Part of my own work, in response to customer demand, is to return PCB-built versions of classic amps to the sonic character of the hardwired originals. One popular modification is of a famous amp that was re-introduced in an updated version a few years ago. I normally remove its PCB-based preamp assembly and replace it with a hard-wired one, but an equally significant improvement is to disconnect from the power-stage PCB the resistors that couple the driver stage signal to the output valves and mount them on old-style tagstrips with flying wire connections. With this done, the amp 'comes alive', in the words of one customer.
Although hardwiring the preamp board makes a tonal difference, the amp only regains the touch response of the hardwired version with this modification. This is the part of the circuit where impedances and signal levels are at their highest and small changes could be expected to have a significant effect.
I wouldn't suggest that this is the only way of solving the problem. Recently, one or two manufacturers have reverted to an earlier type of PCB layout, using a 'trackless' PCB on which the components are fitted between turret tags whose connections are on common printed sections of board, avoiding interconnecting tracks (Pic 5).

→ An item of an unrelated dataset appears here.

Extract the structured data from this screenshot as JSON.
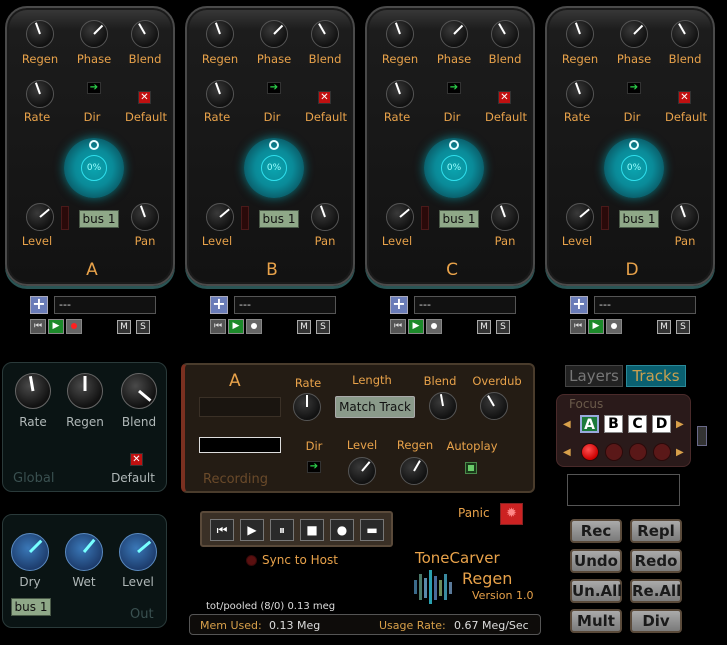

While this is only practical with uncomplicated circuitry, it offers a solution for building older designs, which aren't usually densely populated, on PCBs, so most of their cost savings can be realised without sonic penalties. The claims of guitarists to hear differences that can't be effectively measured have traditionally been derided by the technical fraternity – but now they've become a starting point for any amp manufacturer who wants to be taken seriously.
Techie Sidebar: Transient Response Measurements
We were curious about how a subjective phenomenon like the 'touch response' of a guitar could be quantified, so we did some benchwork (Pic 6). A possible method of assessing this aspect of amplifiers is the square wave test. A perfect square wave has a practically non-existent rise time – it goes from zero level to max in a microsecond. Observing the output of an amp or circuit driven with a square wave reveals a lot about its transient response behaviour, which is an important element, if not the key, to touch response. No valve amp tracks a square wave perfectly, and the slight slope given to its leading edge by most analogue amp circuits is used as a measure of their success or otherwise in following its instantaneous rise-time. The difference between the vertical rise of the test-signal and the slightly less vertical version of the amp's output is measurable in µS (microseconds) on the horizontal ( X-) axis of an oscilloscope.
To test the effect of long parallel PCB tracks on transient response, two such tracks were isolated and a I kHz square wave applied to one end via a resistor, to simulate the high source impedance of a valve amplifying stage, the other track being used as the earth return. This resistor causes the squarewave to slope, even without connecting it to the PCB, because it interacts with the capacitance of the scope's test probe – but the slope increased when the end of the resistor touched the PCB track. The rise time reading the generator direct was measured at 1µS, via the resistor on its own 10µS, and 15µS with the resistor connected to the PCB (Pic 7). The tested track distance of 10cm is not uncommon in larger layouts. Often more than one such circuit would be found in an amp, and three such stages might add 15µS to the rise-time over the hardwired version. It's the difference between a high-quality guitar cable and an average one.
3. A Workable Solution?